This chapter of Tom Taylor’s Undead Gods eases off the pedal and focuses on how Anti-life is developing in the wider universe. As the threat continues to grow in the background, heroes, villains, and gods prepare to face the dark forces or perish!
Most of the narrative weight rests on the shoulders of three characters. Firstly, we get a tragic look at Adam Strange. In a world where an evil virus turns everyone into the anti-living, Adam Strange’s Zeta Beam becomes a deadly vulnerability. Strange’s involuntary dilemma ends up exactly how you would imagine teleporting into zombie infested streets would go. What’s worse is how it leads to the Thanagarians slaughtering the universe planet by planet. Next, we get a good look at how Lobo would cope in the zombie apocalypse. In contrast to Strange’s affliction, Lobo’s powerset surprisingly makes him immune to infection. Whether Lobo’s immunity makes sense or not, it makes for the most exciting combat in the book.

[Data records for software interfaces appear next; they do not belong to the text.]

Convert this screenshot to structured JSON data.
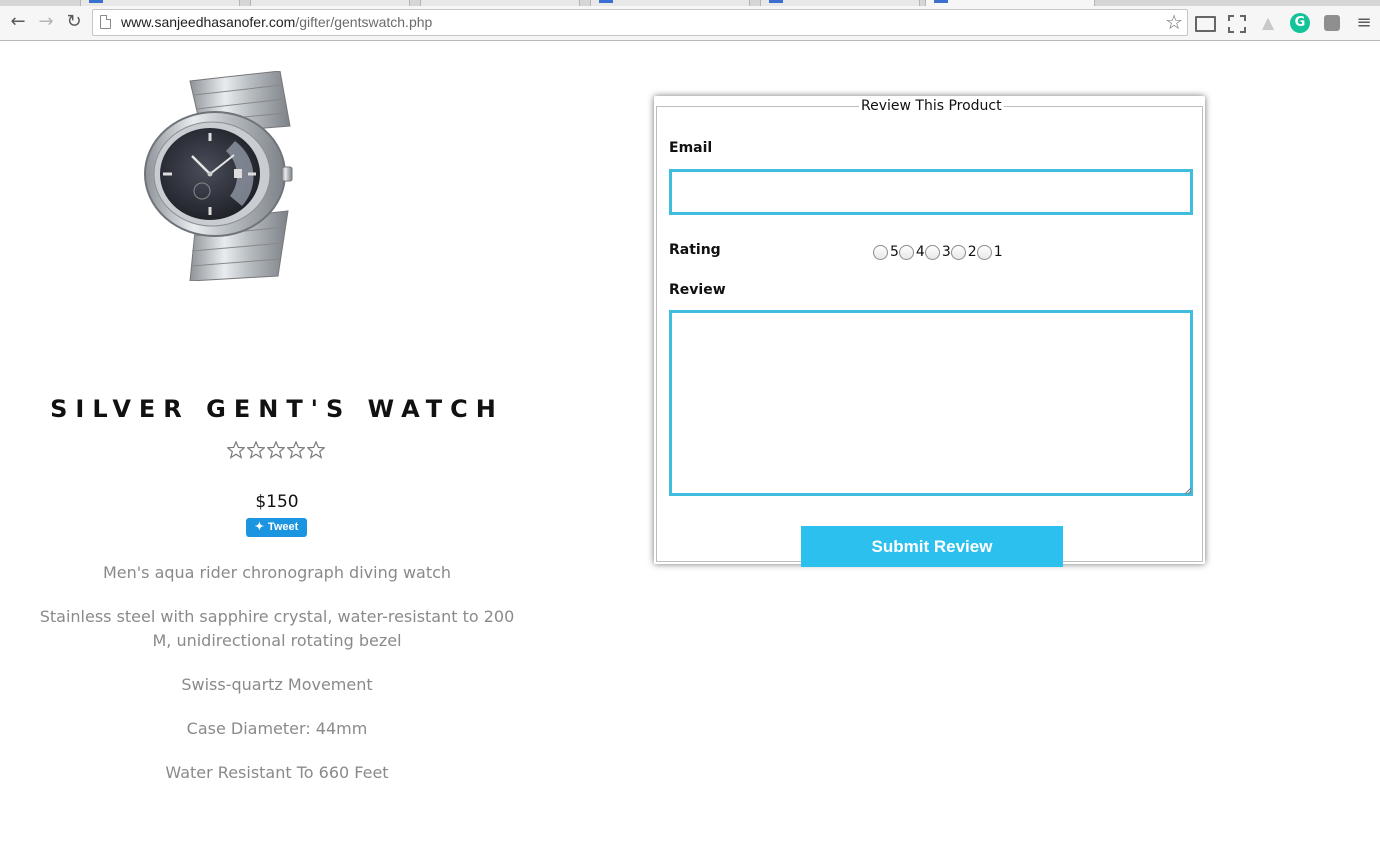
{
  "browser": {
    "url_host": "www.sanjeedhasanofer.com",
    "url_path": "/gifter/gentswatch.php",
    "nav_back_icon": "back-arrow-icon",
    "nav_forward_icon": "forward-arrow-icon",
    "reload_icon": "reload-icon",
    "bookmark_icon": "star-icon",
    "extensions": [
      "cast-icon",
      "screenshot-icon",
      "drive-icon",
      "grammarly-icon",
      "extension-icon",
      "menu-icon"
    ]
  },
  "product": {
    "image_alt": "silver-watch-image",
    "title": "SILVER GENT'S WATCH",
    "rating_stars": 5,
    "rating_filled": 0,
    "price": "$150",
    "tweet_label": "Tweet",
    "features": [
      "Men's aqua rider chronograph diving watch",
      "Stainless steel with sapphire crystal, water-resistant to 200 M, unidirectional rotating bezel",
      "Swiss-quartz Movement",
      "Case Diameter: 44mm",
      "Water Resistant To 660 Feet"
    ]
  },
  "review_form": {
    "legend": "Review This Product",
    "email_label": "Email",
    "email_value": "",
    "rating_label": "Rating",
    "rating_options": [
      "5",
      "4",
      "3",
      "2",
      "1"
    ],
    "review_label": "Review",
    "review_value": "",
    "submit_label": "Submit Review"
  },
  "colors": {
    "input_border": "#3fbcde",
    "submit_bg": "#2cc0ef",
    "tweet_bg": "#1b95e0",
    "feature_text": "#8a8a8a"
  }
}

Thirdly, we catch up with a bittersweet funeral procession for Wonder Woman. After deadly exposure to Anti-life, Wonder Woman met her end at the hands of Green Lantern in DCeased: Dead Planet #1. Diana’s death represents a true loss of the old world, compared to Superman’s rebirth representing its fresh start. I enjoyed the warm moment of Artemis and Green Arrow lighting the pyre together. As far as tributes go, having representatives from Diana’s life as a hero and demi-god shows how important she was. Sadly, the god of war interrupts the memorial with a sobering omen of the true undead god.
Despite liking a lot of the visual art in the book, the quality of the artwork bothers me here and there. I think the layout shows Trevor Harsine’s eye for framing. Many of his panels have good balance and proper dramatic angles. In particular, he illustrates the horror of the loss of Adam Strange’s family or Lobo’s battle in potent point-of-view imagery. What tends to bother me is the inconsistent quality of the facial renders and settings. Some of the character faces look horrendously lumpy and the color is often muddy. The art is good enough to tell the story, but not enough to retain appeal. Even the background characters looming in the funeral scene are repetitive and randomly colored.
The best bit of artwork comes on the heels of a massive reveal. Ares confesses that the darkness they face is not simply a virus, but an old god. This time, DC names it’s next great darkness after the Greek god Erebos. While I completely hate the idea of unmasking another “it was me all along” style big bad next to Darkseid, the Unliving; Erebos comes off as an intimidating storm-like entity. Curiously, in Greek mythology the god isn’t an anthropomorphized personification as seen in the DC version. However, I can neither confirm nor deny if Erebos only has a face just to have something to punch. Regardless, the first tease of his Evil Dead look is the best thing you’ll see in this issue.
- DCeased hasn’t turned you off yet.
- You have an urge to see Lobo facedown a bunch of zombies in space.
- More DC content featuring disembodied entities is an instant buy.
War of The Undead Gods thematically revels in misery. So much is F.U.B.A.R at this stage in the DCeased universe, that I tend to feel very disconnected from each issue. As a reader, I have lost hope that any of the sadism spreading in that universe is leading to any pleasing outcome whatsoever. Although the layout is good, there are far too many ugly distractions taking away from the emotional beats. Just because DCeased doesn’t appeal to me, doesn’t mean readers looking for gore, misery, and space battles won’t find satisfaction. I like how this issue is exploring the wider universe, and maybe there are even cooler things to come.
DISCLAIMER: DC Comics provided Batman News with a copy of this comic for the purposes of this review.